▶ [ACTION ITEM]: Write only the number of lines in the data that include the word "icon".

(Component data from apps and pages)

= Beginning of Section =

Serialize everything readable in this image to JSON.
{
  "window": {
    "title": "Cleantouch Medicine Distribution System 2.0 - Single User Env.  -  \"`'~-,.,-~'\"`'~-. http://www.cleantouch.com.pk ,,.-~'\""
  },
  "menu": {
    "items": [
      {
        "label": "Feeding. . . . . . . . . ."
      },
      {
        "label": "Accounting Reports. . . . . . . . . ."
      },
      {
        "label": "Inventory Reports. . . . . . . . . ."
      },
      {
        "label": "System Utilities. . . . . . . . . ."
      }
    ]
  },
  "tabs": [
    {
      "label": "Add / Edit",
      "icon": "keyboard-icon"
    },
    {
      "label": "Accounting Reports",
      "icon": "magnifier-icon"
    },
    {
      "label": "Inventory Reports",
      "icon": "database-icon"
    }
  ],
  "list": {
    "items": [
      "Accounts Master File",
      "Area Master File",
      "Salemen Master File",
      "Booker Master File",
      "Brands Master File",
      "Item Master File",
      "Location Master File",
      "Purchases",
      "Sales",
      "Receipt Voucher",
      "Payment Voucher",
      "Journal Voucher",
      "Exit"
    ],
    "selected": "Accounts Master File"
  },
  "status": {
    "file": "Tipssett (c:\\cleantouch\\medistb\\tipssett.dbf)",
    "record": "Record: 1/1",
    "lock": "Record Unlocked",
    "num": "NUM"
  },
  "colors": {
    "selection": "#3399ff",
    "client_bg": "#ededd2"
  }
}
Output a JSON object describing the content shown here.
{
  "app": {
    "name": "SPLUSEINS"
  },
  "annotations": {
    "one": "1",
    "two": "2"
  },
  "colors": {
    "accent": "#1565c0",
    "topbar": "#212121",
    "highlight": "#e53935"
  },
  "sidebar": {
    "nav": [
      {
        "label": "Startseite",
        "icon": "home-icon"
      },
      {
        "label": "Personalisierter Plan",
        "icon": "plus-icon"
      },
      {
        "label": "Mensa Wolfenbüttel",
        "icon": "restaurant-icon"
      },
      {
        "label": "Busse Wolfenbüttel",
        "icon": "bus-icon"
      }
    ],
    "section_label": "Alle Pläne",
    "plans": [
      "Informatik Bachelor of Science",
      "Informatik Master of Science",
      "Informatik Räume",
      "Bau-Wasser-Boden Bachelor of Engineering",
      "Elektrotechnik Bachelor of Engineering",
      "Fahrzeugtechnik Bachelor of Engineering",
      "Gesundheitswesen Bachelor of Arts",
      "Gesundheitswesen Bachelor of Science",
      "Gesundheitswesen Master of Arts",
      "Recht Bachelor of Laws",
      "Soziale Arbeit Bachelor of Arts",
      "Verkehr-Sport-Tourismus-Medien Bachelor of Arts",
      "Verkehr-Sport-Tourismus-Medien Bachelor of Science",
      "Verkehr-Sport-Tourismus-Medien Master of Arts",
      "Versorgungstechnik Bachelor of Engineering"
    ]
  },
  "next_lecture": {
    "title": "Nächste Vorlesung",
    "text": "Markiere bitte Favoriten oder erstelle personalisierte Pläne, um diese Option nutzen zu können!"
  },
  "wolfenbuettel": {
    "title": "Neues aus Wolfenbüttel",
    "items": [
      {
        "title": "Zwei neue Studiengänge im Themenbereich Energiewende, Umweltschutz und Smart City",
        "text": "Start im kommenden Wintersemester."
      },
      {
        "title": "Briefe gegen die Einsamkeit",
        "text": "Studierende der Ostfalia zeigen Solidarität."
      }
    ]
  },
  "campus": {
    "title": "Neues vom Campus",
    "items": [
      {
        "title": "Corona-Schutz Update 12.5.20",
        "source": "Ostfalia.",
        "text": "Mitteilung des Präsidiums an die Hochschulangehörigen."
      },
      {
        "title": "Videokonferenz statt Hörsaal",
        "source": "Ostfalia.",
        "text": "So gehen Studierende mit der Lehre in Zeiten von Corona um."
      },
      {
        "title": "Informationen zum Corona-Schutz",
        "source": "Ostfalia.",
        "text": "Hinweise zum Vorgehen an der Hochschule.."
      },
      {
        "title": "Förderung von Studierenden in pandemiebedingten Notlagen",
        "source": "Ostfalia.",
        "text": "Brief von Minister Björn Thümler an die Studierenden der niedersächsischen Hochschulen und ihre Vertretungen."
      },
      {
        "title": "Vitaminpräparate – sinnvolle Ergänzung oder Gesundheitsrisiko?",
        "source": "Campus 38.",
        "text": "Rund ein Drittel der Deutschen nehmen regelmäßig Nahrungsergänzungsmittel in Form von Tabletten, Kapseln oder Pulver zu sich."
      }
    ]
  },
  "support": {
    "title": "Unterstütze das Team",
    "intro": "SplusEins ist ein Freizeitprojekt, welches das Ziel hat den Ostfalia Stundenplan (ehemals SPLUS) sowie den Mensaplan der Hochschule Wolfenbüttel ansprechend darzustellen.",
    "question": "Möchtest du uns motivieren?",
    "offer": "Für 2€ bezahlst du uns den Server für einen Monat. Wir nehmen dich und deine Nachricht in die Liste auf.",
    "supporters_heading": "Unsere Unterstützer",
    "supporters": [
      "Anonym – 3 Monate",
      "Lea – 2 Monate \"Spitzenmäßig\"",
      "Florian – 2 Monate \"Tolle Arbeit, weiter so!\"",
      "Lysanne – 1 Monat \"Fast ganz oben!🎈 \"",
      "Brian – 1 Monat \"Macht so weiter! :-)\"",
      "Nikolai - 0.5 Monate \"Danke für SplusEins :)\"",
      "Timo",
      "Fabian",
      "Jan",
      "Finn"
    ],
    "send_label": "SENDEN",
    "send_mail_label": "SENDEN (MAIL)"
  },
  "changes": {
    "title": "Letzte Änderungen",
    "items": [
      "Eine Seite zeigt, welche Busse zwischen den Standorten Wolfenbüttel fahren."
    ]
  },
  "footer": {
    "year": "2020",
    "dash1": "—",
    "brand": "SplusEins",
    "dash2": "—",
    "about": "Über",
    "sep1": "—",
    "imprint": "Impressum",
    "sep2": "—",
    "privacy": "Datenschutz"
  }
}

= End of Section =

▶ [TASK RESPONSE]: 7